He may have come close with Ghostbusters and What About Bob?, but no other Bill Murray film is quite as deservedly beloved as the excellent Groundhog Day. Even if you’ve never seen it, you’ve definitely heard of it, and you know that that phrase doesn’t just refer to the holiday anymore, but also a day or situation that is all but impossible to get out of. (Being stuck at home amidst the COVID-19 disaster has had me feeling the exact same way, so don’t think I don’t know what I’m talking about here.)
In the film’s case, that day would be—you guessed it—Groundhog Day, which grumpy weatherman Phil Connors (Murray) has to spend at Punxsutaweny, Pennslyvania to document the day’s festivities along with a pair of other reporters. Just when they this little trip is finally done and over with, a gigantic snowstorm forces them to take refuge at one of the town’s hotels. Then Phil wakes up the next morning to find that it’s literally the previous day again. Same thing goes for the day after that. And the day after that. And the day after that. And so on.
I won’t spoil anything more than that, but suffice it to say that, bar a couple moments of cheese and formula here and there, Groundhog Day’s script is consistently fantastic throughout. It knows all the little things that annoy people (that irritatingly friendly guy at the top of the hotel stairs, that annoying person from your childhood who can’t comprehend how much you dislike him, that one puddle your foot always happens to drop into by accident), all the things that they would just hate to have to go through over and over again, and uses them all to drive Phil out of his mind. This could have gone stupidly over-the-top in other hands, but Murray’s brilliantly dry, deadpan manner is just enough to keep everything grounded.

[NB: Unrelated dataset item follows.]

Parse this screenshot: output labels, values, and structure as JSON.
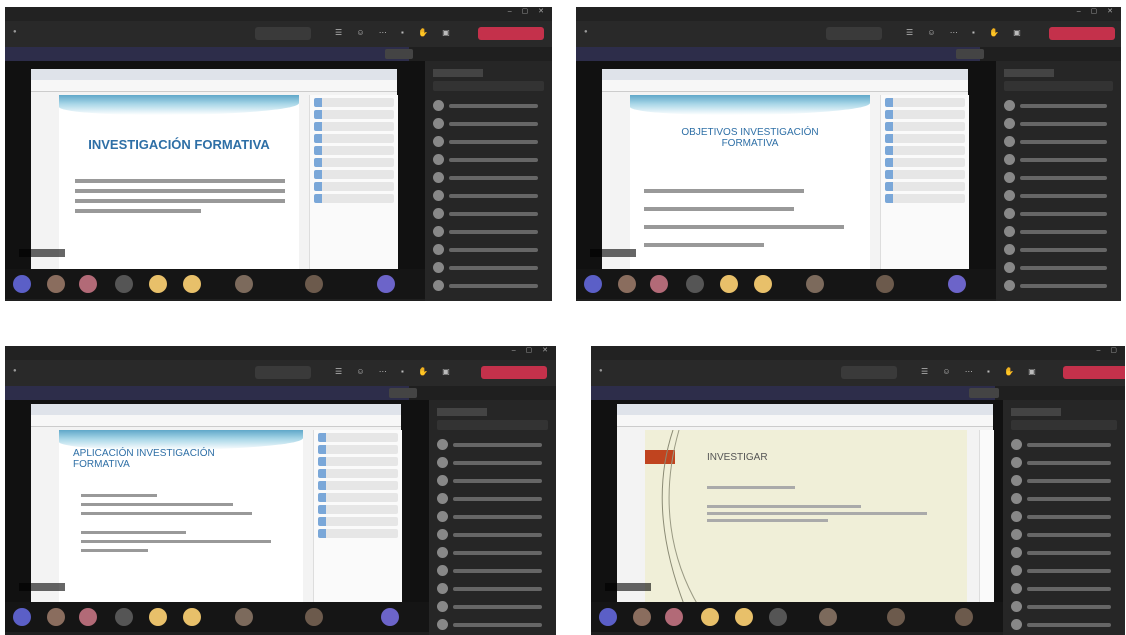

Around the film’s second half, however some more dramatic, tender scenes come into play, but they steer far clear of the deep pit of manipulative, unearned schmaltz a lesser film would tumble into without even a backward glance. True, they may stem from a plot point we all knew was coming right from the very beginning (Phil inevitably becoming a nicer person as a result of his predicament), but they are so real, tender, and superbly well-acted that little things like that are easily forgivable.

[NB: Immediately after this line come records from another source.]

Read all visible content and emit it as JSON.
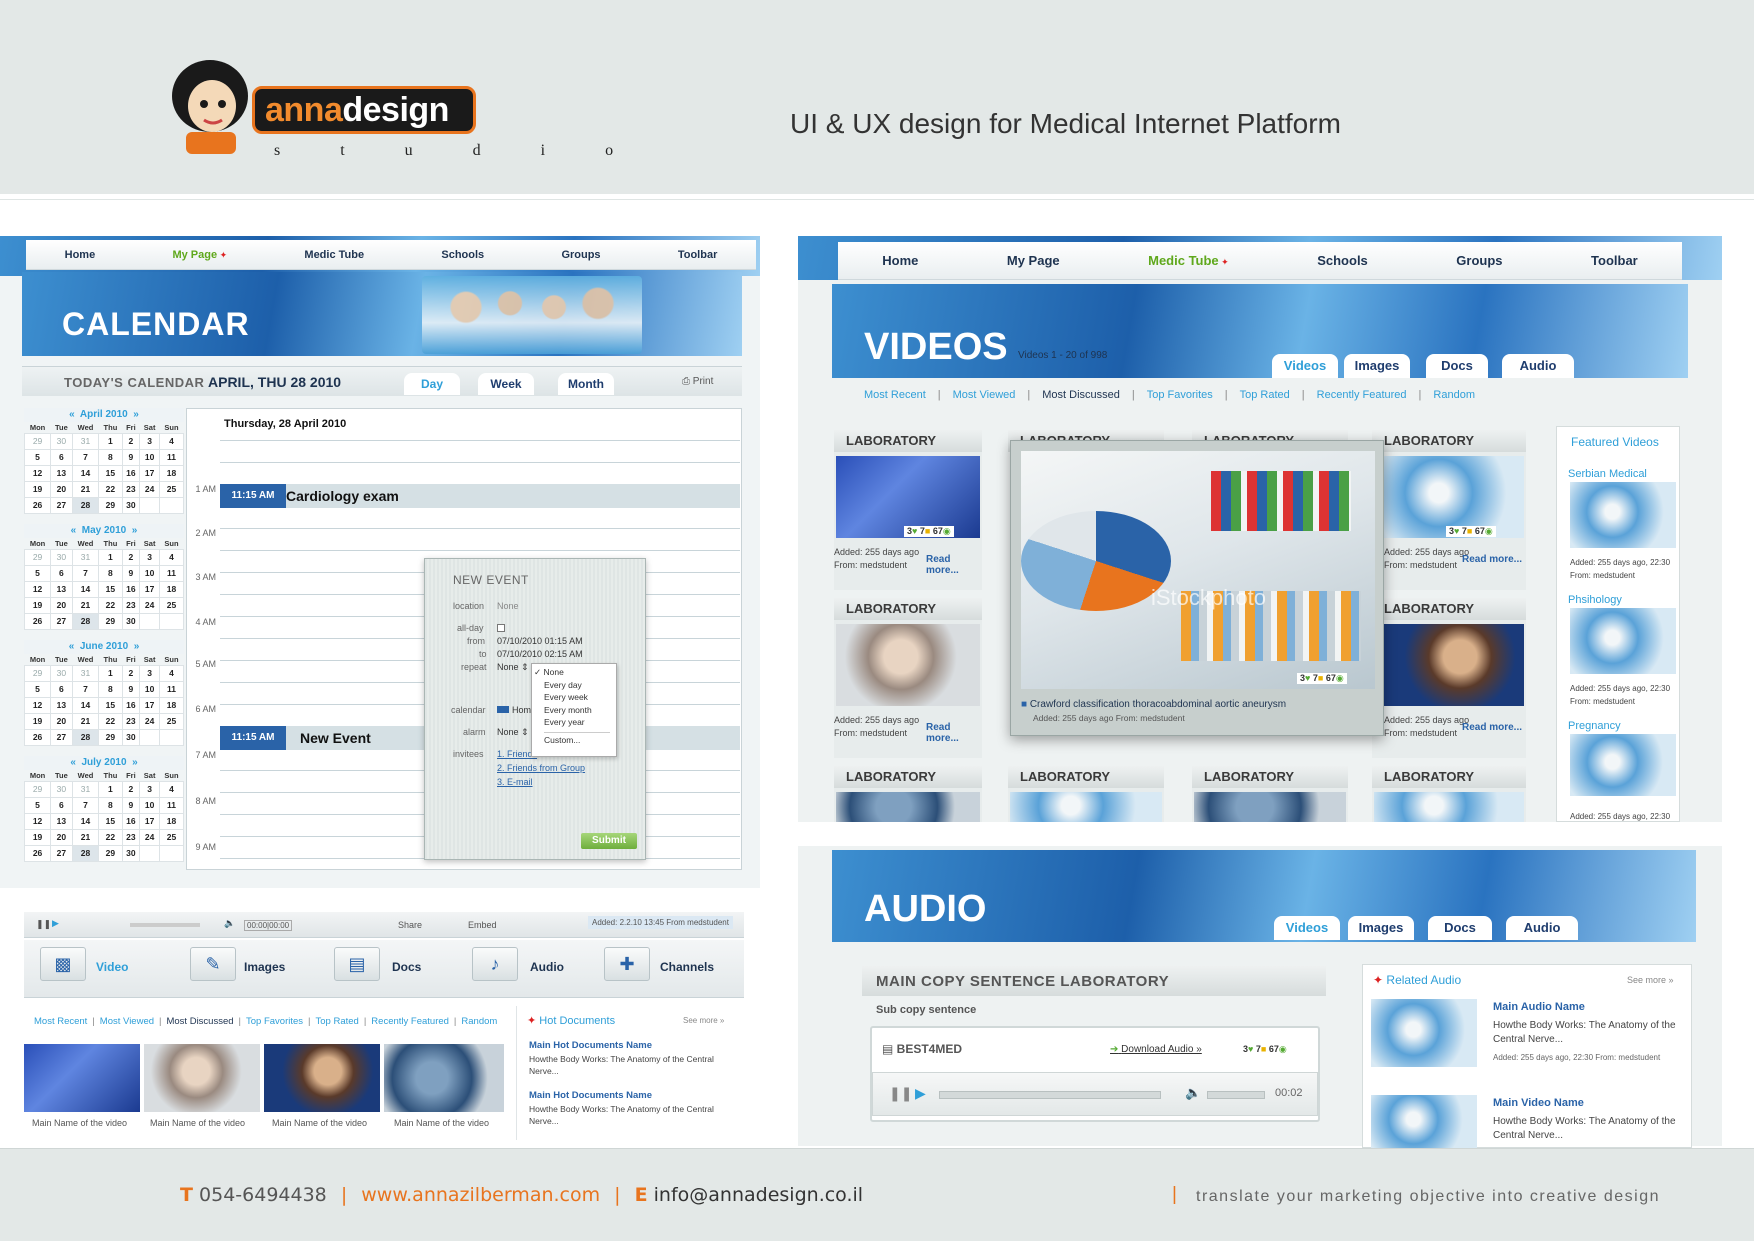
{
  "brand": {
    "name_part1": "anna",
    "name_part2": "design",
    "tagline": "s t u d i o"
  },
  "page_title": "UI & UX design for Medical Internet Platform",
  "footer": {
    "t_label": "T",
    "phone": "054-6494438",
    "sep": "|",
    "website": "www.annazilberman.com",
    "e_label": "E",
    "email": "info@annadesign.co.il",
    "slogan": "translate your marketing objective into creative design"
  },
  "calendar_screen": {
    "nav": [
      "Home",
      "My Page",
      "Medic Tube",
      "Schools",
      "Groups",
      "Toolbar"
    ],
    "banner_title": "CALENDAR",
    "todays_label": "TODAY'S CALENDAR",
    "date": "APRIL, THU 28 2010",
    "views": [
      "Day",
      "Week",
      "Month"
    ],
    "print": "Print",
    "day_heading": "Thursday, 28 April 2010",
    "hours": [
      "1 AM",
      "2 AM",
      "3 AM",
      "4 AM",
      "5 AM",
      "6 AM",
      "7 AM",
      "8 AM",
      "9 AM"
    ],
    "weekdays": [
      "Mon",
      "Tue",
      "Wed",
      "Thu",
      "Fri",
      "Sat",
      "Sun"
    ],
    "months": [
      "April 2010",
      "May 2010",
      "June 2010",
      "July 2010"
    ],
    "month_rows": [
      [
        "29",
        "30",
        "31",
        "1",
        "2",
        "3",
        "4"
      ],
      [
        "5",
        "6",
        "7",
        "8",
        "9",
        "10",
        "11"
      ],
      [
        "12",
        "13",
        "14",
        "15",
        "16",
        "17",
        "18"
      ],
      [
        "19",
        "20",
        "21",
        "22",
        "23",
        "24",
        "25"
      ],
      [
        "26",
        "27",
        "28",
        "29",
        "30",
        "",
        ""
      ]
    ],
    "events": [
      {
        "time": "11:15 AM",
        "title": "Cardiology exam"
      },
      {
        "time": "11:15 AM",
        "title": "New Event"
      }
    ],
    "new_event": {
      "title": "NEW EVENT",
      "location_label": "location",
      "location_value": "None",
      "allday_label": "all-day",
      "from_label": "from",
      "from_value": "07/10/2010 01:15 AM",
      "to_label": "to",
      "to_value": "07/10/2010 02:15 AM",
      "repeat_label": "repeat",
      "repeat_value": "None",
      "repeat_options": [
        "None",
        "Every day",
        "Every week",
        "Every month",
        "Every year",
        "Custom..."
      ],
      "calendar_label": "calendar",
      "calendar_value": "Hom",
      "alarm_label": "alarm",
      "alarm_value": "None",
      "invitees_label": "invitees",
      "invitees": [
        "1. Friends",
        "2. Friends from Group",
        "3. E-mail"
      ],
      "submit": "Submit"
    }
  },
  "media_strip": {
    "player": {
      "time": "00:00|00:00",
      "share": "Share",
      "embed": "Embed",
      "added": "Added: 2.2.10 13:45 From medstudent"
    },
    "buttons": [
      "Video",
      "Images",
      "Docs",
      "Audio",
      "Channels"
    ],
    "filters": [
      "Most Recent",
      "Most Viewed",
      "Most Discussed",
      "Top Favorites",
      "Top Rated",
      "Recently Featured",
      "Random"
    ],
    "video_caption": "Main Name of the video",
    "hot_title": "Hot Documents",
    "see_more": "See more »",
    "hot_items": [
      {
        "title": "Main Hot Documents Name",
        "desc": "Howthe Body Works: The Anatomy of the Central Nerve..."
      },
      {
        "title": "Main Hot Documents Name",
        "desc": "Howthe Body Works: The Anatomy of the Central Nerve..."
      }
    ]
  },
  "videos_screen": {
    "nav": [
      "Home",
      "My Page",
      "Medic Tube",
      "Schools",
      "Groups",
      "Toolbar"
    ],
    "banner_title": "VIDEOS",
    "count": "Videos 1 - 20 of 998",
    "tabs": [
      "Videos",
      "Images",
      "Docs",
      "Audio"
    ],
    "filters": [
      "Most Recent",
      "Most Viewed",
      "Most Discussed",
      "Top Favorites",
      "Top Rated",
      "Recently Featured",
      "Random"
    ],
    "card_label": "LABORATORY",
    "card_added": "Added: 255 days ago",
    "card_from": "From: medstudent",
    "read_more": "Read more...",
    "rating": {
      "likes": "3",
      "favs": "7",
      "views": "67"
    },
    "popup_caption": "Crawford classification thoracoabdominal aortic aneurysm",
    "popup_meta": "Added: 255 days ago From: medstudent",
    "watermark": "iStockphoto",
    "featured_title": "Featured Videos",
    "featured": [
      {
        "name": "Serbian Medical",
        "added": "Added: 255 days ago, 22:30",
        "from": "From: medstudent"
      },
      {
        "name": "Phsihology",
        "added": "Added: 255 days ago, 22:30",
        "from": "From: medstudent"
      },
      {
        "name": "Pregnancy",
        "added": "Added: 255 days ago, 22:30",
        "from": ""
      }
    ]
  },
  "audio_screen": {
    "banner_title": "AUDIO",
    "tabs": [
      "Videos",
      "Images",
      "Docs",
      "Audio"
    ],
    "main_copy": "MAIN COPY SENTENCE LABORATORY",
    "sub_copy": "Sub copy sentence",
    "player_brand": "BEST4MED",
    "download": "Download Audio »",
    "rating": {
      "likes": "3",
      "favs": "7",
      "views": "67"
    },
    "duration": "00:02",
    "related_title": "Related Audio",
    "see_more": "See more »",
    "related": [
      {
        "title": "Main Audio Name",
        "desc": "Howthe Body Works: The Anatomy of the Central Nerve...",
        "meta": "Added: 255 days ago, 22:30 From: medstudent"
      },
      {
        "title": "Main Video Name",
        "desc": "Howthe Body Works: The Anatomy of the Central Nerve...",
        "meta": ""
      }
    ]
  },
  "colors": {
    "accent": "#2f9fd8",
    "brand_orange": "#e8741e",
    "nav_active": "#5fa81c",
    "event_blue": "#2a63a8"
  }
}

Speaking of “superbly well-acted”, let’s not forget the fact that Groundhog Day contains one of Murray’s greatest performances ever, comedic or otherwise (I have yet to see Lost in Translation, so that could change, but still). He is one of the only comedy actors I’ve seen who can play an absolute jerk and be hilarious and strangely lovable while doing so, then be genuinely touching when showing his softer, more serious side. Weren’t it for him, the film wouldn’t be nearly as good. Heck, it wouldn’t even be halfway there.